Challenges to Brands Seeking Insights
The difficulty with any insight is that it is often the judgement, not the data, that will lead to a decision and any insight is dependent on the context and scenario in which it is used. To succeed, a business needs to gather data on what customers are doing now, understand the reasons and emotion behind why customers are doing those things and then develop a strategy to give customers what they want. In the retail space, the majority of customers are currently very price-sensitive, yet this itself won’t defend Tesco’s position; they also need to find a differentiator or an edge that makes customers walk into its stores rather than the challenger brands’. The momentum is often with the Challenger, so relying on the strength of the brand’s history is rarely enough.
The difficulty that Tesco, and other established brands will have, is twofold:
Spotting a changing need when revenues are stable or only in slight decline; management systems will be built to maintain market share, not identify and build new share with new segments or services.
Using insight to find a response or different conclusion to what they’ve done in the past or in using it to just copy the strategy of the Challenger.
For established brands, the history on their backs will colour their insight and judgement. For challenger brands, the difficulty appears less obvious for they have not established history or processes and often have innovative, dynamic cultures. But that is also their weakness: believing their own hype. Often that culture needs to be visionary, strong-willed, and stubborn to succeed, but they also need to be flexible and able to listen to feedback from the market.
No matter the size of a business or whether it is a challenger or an established brand, it’s their understanding of the market – of consumer behaviour – that will dictate whether they are successful in the long term. There are different routes to getting such insight, but ultimately, they can only be successful if they can tap into a consumer need. Technology has created new opportunities and altered behaviour so much that different segments of consumers now buy and use services very differently to each other. This has created many more challenger brands than 20 years ago, but more than ever, consumer insight the one common element that levels the playing field across all brands.

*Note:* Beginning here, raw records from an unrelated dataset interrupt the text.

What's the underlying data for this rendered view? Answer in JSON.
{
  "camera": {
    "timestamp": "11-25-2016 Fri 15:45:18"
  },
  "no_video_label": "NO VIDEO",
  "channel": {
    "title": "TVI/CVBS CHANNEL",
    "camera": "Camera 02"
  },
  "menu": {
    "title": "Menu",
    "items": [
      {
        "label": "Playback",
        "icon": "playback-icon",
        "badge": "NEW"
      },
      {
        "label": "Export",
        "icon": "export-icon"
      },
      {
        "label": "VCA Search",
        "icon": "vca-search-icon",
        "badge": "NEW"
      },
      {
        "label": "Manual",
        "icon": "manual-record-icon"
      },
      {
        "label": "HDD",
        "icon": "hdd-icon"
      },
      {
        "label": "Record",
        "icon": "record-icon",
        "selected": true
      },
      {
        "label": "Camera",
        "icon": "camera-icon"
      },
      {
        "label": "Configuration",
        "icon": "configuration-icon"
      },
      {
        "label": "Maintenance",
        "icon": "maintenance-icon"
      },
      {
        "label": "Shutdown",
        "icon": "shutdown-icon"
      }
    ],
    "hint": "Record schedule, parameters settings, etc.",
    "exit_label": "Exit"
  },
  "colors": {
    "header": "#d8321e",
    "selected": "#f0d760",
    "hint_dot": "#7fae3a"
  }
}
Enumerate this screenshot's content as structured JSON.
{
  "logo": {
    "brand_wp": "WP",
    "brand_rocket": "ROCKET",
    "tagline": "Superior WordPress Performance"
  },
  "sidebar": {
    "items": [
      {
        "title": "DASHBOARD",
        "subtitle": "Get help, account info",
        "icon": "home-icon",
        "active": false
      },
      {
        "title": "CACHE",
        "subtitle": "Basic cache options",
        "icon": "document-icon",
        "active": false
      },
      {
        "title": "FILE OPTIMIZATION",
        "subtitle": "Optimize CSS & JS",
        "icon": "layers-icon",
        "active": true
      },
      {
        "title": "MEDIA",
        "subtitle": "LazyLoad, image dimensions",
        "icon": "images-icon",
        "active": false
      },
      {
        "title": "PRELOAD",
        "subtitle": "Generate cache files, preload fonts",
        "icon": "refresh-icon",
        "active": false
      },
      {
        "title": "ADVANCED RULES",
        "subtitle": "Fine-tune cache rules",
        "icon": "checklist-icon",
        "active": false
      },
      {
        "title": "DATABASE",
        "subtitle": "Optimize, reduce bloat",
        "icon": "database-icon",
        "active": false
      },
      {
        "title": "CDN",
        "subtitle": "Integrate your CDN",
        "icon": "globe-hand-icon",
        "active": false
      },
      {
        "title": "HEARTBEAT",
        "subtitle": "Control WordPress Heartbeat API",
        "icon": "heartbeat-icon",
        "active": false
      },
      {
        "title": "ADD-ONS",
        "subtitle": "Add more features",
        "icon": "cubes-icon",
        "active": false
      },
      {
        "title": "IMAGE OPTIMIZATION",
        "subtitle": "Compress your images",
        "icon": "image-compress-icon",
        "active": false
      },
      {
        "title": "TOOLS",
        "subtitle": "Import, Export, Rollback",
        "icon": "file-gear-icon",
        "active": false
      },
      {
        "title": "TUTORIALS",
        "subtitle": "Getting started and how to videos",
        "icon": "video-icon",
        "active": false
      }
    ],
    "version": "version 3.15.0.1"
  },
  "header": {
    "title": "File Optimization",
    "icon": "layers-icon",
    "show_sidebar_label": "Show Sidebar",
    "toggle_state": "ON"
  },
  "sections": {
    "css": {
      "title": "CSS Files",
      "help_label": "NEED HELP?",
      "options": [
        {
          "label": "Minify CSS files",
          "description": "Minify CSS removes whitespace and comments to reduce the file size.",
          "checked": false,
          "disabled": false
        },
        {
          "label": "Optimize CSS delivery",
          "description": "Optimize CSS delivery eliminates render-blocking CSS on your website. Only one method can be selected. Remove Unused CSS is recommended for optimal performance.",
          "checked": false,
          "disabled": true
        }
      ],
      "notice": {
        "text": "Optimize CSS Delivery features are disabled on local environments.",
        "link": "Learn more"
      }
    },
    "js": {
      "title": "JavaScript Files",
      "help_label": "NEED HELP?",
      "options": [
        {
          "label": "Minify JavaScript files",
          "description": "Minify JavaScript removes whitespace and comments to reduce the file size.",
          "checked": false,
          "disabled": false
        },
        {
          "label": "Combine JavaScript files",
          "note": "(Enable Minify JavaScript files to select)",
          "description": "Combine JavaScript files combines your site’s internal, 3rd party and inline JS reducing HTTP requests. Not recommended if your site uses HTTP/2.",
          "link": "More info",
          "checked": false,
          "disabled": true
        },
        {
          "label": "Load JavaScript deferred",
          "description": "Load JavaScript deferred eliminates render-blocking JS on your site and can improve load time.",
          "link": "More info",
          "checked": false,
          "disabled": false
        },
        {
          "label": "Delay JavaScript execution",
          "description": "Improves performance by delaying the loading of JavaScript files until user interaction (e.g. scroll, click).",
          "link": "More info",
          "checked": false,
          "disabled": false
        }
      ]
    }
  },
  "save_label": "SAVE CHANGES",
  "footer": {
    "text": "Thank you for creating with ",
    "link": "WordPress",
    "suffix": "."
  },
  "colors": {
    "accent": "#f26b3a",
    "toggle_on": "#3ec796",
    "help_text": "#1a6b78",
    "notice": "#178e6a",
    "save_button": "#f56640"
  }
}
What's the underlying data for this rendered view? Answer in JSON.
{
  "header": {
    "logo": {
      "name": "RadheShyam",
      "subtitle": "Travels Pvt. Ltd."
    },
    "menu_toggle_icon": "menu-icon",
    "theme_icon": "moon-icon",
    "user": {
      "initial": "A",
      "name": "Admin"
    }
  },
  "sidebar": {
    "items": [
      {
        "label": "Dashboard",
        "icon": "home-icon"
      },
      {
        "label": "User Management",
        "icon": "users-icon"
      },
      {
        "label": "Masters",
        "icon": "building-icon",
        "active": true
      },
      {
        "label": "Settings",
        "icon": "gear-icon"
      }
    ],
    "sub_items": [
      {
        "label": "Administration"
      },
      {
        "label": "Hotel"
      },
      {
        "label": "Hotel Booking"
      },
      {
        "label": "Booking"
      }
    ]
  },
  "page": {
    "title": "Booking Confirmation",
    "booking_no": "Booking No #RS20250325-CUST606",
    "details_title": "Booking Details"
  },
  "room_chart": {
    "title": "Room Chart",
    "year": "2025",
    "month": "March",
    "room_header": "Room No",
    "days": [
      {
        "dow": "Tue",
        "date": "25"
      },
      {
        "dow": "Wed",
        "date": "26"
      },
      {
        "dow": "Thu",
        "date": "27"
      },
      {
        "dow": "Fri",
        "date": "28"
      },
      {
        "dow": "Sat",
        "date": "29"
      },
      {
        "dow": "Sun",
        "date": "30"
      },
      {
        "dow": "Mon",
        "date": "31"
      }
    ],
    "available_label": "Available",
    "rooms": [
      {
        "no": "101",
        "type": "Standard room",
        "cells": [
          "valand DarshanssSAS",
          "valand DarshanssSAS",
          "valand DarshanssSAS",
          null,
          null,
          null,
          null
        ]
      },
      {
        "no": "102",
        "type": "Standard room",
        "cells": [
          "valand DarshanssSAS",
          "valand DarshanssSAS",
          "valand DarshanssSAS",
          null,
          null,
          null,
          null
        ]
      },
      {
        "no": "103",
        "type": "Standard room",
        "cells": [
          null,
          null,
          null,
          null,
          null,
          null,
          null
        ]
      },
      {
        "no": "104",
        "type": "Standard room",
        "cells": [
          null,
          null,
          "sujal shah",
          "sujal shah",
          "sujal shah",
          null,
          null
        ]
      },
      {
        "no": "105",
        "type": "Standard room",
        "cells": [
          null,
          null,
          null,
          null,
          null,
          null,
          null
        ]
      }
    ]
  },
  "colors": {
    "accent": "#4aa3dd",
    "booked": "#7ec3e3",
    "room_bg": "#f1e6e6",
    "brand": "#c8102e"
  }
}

CEO and Founder of FlexMR, Paul has over 20 years of market research experience. As an experienced online researcher, Paul remains active within the insights industry and is dedicated to innovating market research techniques for online application. You can follow Paul on Twitter and connect with him on LinkedIn.